Simplistically, it can be said that fellow experts from JHU are currently developing a medical model of the problem and CTU is providing the technical part of the project using ongoing consultations with security experts. "Soldiers are equipped with sensors that capture information on selected vital signs that are most relevant to determining the condition of an injured soldier. This system will allow us to estimate the severity of the injury before the actual physical examination," describes the function of the system Assoc. Prof. Miroslav Bureš from the STILL research lab at the Department of Computer Science, Faculty of Electrical Engineering, CTU. He continues: ”The microcomputer continuously evaluates the vital data of the wounded from the detected data and transmits it to the paramedic to estimate the probability of survival of the wounded soldiers. Although there is great potential for the application of artificial intelligence methods, the project does not yet have the ambition to fully automate this decision-making."

The system can operate in several modes. For example, if there is no need to keep radio silence in a particular situation, the detected data is transmitted over a network to a server, which allows for the display of the positions of soldiers, their status and other additional data on the map. The design of the sensors themselves represents a major challenge within the project. "Our Flexi Guard system is currently being used as the first prototype in the system, which allows various vital signs to be measured with great accuracy. This system has already been successfully applied in the case of difficult field conditions, for example in a pilot operation with firefighters or with field medics," says Dr. Pavel Smrčka from the Department of Information and Communication Technologies in Medicine at the Faculty of Biomedical Engineering of the CTU.

In the next phases of the DTA project, the sensors will need to be modified to be as compatible as possible with the standard equipment of military units. "For example, we will address compatibility with bulletproof vests or the lowest possible weight of the device. The project has recently received very positive feedback from NATO ACT specialists. The involvement of military experts from various fields from the beginning of the project has also contributed to this," adds Assoc. Prof. Miroslav Bureš.
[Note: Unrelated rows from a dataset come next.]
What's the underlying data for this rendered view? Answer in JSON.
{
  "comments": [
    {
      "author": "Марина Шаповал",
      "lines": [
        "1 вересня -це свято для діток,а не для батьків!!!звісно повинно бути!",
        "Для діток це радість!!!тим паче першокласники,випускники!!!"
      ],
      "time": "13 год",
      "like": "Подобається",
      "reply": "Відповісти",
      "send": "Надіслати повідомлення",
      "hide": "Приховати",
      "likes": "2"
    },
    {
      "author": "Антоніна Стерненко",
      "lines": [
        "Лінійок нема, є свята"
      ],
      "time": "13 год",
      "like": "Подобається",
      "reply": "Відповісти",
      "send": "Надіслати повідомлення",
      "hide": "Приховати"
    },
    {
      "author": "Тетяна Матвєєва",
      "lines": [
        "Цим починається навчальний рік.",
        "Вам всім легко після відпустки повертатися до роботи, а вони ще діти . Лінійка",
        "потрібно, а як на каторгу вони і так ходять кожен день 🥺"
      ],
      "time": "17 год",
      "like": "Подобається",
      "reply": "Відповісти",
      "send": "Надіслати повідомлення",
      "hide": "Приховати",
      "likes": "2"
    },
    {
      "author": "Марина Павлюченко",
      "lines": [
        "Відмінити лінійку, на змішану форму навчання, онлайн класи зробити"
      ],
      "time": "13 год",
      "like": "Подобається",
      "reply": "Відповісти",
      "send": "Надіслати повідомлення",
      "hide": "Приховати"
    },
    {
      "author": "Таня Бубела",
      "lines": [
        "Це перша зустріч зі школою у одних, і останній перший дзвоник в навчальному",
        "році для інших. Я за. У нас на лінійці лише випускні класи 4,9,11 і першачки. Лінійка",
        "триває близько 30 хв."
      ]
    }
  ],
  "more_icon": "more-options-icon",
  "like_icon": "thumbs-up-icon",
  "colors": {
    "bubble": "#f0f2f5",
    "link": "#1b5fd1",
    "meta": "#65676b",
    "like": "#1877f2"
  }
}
PROJECT IN MEDIA

- Czech Radio (ČRo Plus), June 21, 2021 (recording starts at 15:48:05) 

- Czech Television (ČT24), July 2, 2021 (recording starts at 00:17:44)